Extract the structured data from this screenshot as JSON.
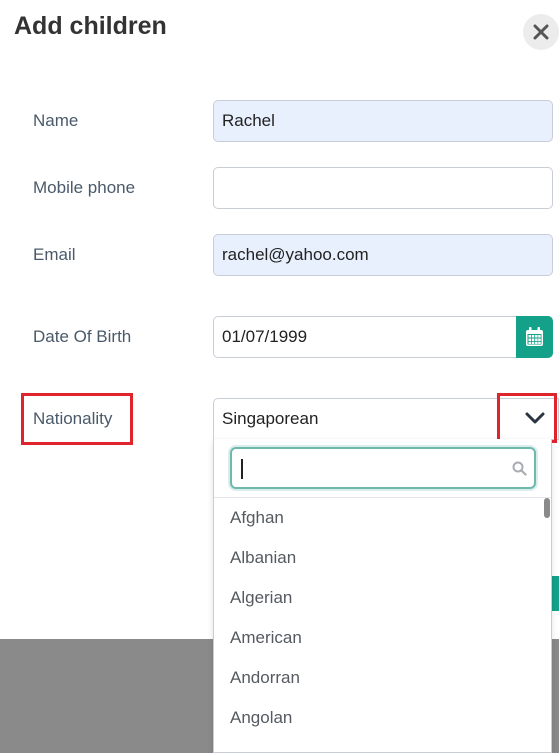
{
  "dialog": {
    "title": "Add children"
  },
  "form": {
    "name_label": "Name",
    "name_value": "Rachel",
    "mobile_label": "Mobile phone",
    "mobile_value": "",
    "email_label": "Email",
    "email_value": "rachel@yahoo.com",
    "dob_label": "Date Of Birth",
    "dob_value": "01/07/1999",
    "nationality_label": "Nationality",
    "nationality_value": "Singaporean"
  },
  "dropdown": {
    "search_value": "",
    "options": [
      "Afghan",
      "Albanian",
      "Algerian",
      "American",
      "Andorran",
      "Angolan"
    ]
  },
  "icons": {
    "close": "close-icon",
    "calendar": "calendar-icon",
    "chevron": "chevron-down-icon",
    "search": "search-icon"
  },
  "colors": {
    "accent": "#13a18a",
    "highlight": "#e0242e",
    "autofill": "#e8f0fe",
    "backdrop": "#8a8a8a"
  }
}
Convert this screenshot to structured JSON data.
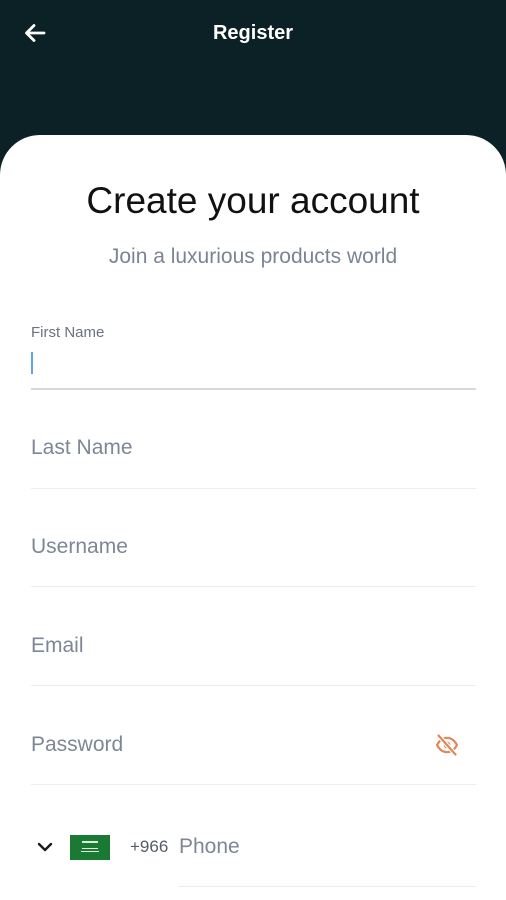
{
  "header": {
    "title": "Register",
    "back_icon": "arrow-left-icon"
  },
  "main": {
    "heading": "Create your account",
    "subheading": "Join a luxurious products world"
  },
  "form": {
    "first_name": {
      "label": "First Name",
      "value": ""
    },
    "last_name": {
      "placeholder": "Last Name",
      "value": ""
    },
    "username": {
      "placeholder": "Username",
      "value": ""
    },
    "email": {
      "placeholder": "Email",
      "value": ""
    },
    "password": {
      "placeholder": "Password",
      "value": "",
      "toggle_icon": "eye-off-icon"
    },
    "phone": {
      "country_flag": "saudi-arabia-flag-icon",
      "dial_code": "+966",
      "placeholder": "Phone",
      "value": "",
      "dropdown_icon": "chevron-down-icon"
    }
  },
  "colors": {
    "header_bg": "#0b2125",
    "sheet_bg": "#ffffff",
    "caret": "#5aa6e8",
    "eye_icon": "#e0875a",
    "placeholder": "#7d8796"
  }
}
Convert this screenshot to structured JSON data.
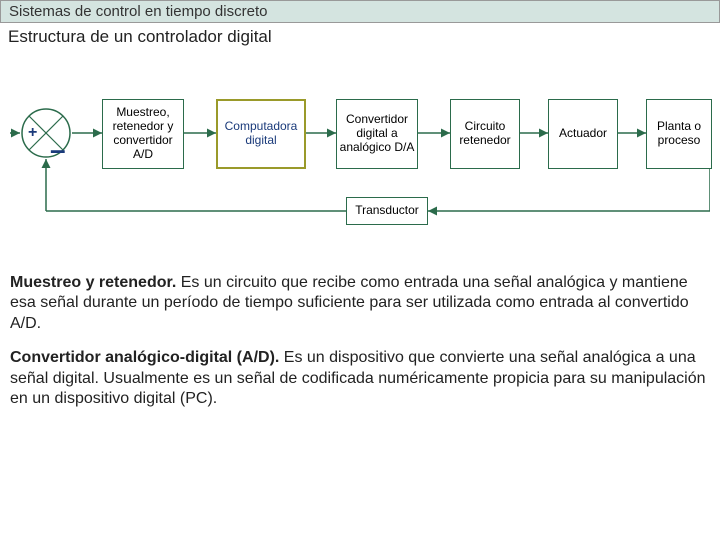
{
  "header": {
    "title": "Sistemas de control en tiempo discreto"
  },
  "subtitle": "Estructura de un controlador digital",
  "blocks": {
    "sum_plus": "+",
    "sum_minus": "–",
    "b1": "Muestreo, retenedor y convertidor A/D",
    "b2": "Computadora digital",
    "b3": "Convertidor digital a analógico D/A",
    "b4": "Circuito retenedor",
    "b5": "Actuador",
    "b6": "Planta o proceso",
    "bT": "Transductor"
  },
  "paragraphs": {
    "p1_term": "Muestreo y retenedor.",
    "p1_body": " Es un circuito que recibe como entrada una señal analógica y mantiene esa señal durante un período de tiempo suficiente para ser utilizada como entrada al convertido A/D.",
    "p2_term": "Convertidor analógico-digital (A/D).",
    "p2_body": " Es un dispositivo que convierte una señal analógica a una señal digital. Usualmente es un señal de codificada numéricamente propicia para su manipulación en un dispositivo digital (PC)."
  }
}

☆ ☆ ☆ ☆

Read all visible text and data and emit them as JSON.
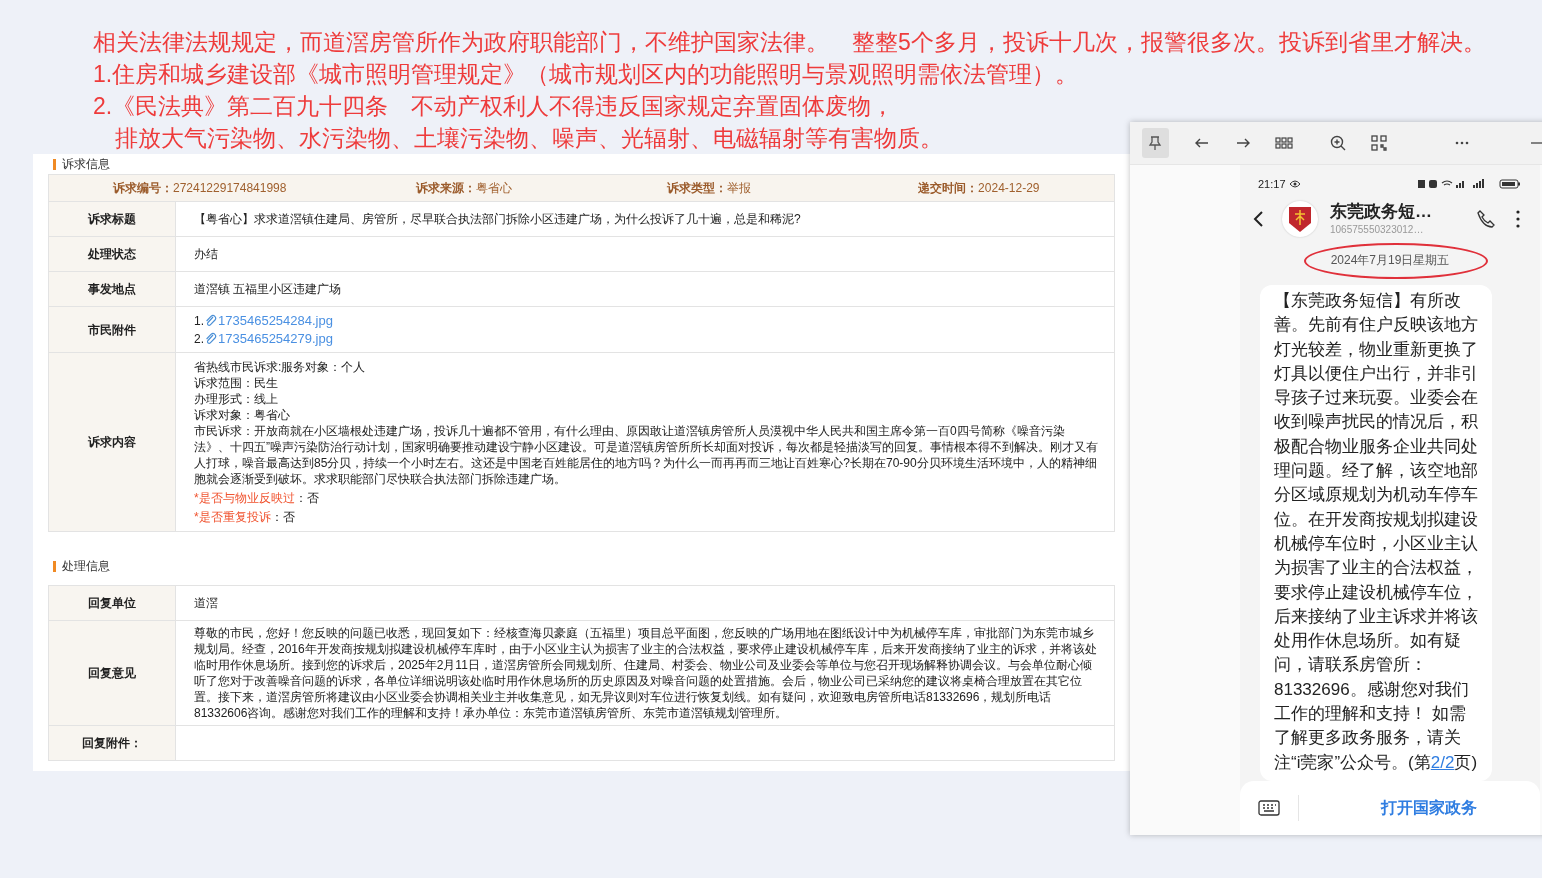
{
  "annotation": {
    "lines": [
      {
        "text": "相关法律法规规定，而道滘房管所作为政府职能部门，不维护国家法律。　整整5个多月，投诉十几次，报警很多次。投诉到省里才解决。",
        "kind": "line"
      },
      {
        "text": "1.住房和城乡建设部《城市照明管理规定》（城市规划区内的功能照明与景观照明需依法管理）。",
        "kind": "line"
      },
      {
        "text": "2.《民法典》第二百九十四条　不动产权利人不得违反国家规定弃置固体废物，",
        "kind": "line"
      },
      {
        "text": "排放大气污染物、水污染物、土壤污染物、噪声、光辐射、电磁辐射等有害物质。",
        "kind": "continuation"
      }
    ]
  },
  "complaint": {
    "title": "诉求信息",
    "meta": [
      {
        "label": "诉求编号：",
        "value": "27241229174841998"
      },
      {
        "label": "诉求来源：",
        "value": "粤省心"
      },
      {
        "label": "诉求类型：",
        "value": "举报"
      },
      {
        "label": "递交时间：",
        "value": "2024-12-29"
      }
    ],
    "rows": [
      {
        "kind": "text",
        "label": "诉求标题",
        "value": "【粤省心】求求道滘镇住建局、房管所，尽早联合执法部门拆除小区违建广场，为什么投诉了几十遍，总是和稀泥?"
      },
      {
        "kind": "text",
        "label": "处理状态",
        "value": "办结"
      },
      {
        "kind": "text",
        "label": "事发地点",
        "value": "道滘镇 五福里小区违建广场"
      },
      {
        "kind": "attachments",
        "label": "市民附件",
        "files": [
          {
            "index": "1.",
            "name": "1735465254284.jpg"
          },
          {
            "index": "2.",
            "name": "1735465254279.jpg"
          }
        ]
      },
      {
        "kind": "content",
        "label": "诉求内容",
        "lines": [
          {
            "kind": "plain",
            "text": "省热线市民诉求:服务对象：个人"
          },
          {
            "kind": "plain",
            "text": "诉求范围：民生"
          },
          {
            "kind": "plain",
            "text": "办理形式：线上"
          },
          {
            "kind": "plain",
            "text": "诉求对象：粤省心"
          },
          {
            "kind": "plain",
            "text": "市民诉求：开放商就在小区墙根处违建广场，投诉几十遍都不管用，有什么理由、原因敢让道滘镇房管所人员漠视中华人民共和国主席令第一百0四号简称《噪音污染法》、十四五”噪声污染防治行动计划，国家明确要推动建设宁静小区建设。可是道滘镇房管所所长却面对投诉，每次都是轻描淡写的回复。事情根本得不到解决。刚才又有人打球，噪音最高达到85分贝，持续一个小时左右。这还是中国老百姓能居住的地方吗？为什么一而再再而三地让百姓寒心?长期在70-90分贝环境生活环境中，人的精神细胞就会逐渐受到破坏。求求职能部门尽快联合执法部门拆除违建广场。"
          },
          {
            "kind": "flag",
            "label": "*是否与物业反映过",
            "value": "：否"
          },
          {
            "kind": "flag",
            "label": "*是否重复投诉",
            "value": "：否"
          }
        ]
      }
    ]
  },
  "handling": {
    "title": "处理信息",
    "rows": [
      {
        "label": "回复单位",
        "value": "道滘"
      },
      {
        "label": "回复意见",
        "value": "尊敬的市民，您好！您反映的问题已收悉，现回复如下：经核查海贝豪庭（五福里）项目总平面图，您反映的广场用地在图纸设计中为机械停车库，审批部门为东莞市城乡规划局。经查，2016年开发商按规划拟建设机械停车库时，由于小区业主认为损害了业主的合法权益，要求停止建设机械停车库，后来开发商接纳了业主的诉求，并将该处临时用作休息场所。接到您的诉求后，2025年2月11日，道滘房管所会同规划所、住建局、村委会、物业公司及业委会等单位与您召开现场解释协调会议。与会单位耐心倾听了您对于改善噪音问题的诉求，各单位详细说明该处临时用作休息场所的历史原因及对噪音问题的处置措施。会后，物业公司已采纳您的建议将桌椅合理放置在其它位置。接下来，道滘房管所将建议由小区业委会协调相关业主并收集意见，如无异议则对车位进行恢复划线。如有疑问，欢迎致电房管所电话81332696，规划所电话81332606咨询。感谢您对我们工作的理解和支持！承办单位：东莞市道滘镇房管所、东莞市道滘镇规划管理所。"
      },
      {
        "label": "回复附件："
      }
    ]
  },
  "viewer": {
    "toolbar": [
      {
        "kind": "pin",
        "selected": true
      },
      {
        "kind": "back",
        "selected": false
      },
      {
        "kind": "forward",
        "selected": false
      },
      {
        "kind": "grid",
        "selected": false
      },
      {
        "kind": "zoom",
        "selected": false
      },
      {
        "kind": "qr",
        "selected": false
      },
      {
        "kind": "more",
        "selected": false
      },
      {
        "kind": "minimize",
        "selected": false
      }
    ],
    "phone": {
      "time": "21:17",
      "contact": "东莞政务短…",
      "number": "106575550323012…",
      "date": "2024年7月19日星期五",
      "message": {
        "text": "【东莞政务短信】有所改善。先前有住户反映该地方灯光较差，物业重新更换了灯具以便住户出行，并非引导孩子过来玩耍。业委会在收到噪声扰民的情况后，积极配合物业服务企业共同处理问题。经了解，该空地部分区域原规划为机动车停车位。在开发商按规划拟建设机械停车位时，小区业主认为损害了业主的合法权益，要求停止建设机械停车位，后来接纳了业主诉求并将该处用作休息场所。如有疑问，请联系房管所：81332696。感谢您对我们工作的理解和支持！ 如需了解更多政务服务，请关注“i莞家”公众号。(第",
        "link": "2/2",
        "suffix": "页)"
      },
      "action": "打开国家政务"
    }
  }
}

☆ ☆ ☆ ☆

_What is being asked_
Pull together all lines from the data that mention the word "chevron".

_Exercise response_
    "chevron": "chevron-down-icon",
      "dropdown_icon": "chevron-down-icon"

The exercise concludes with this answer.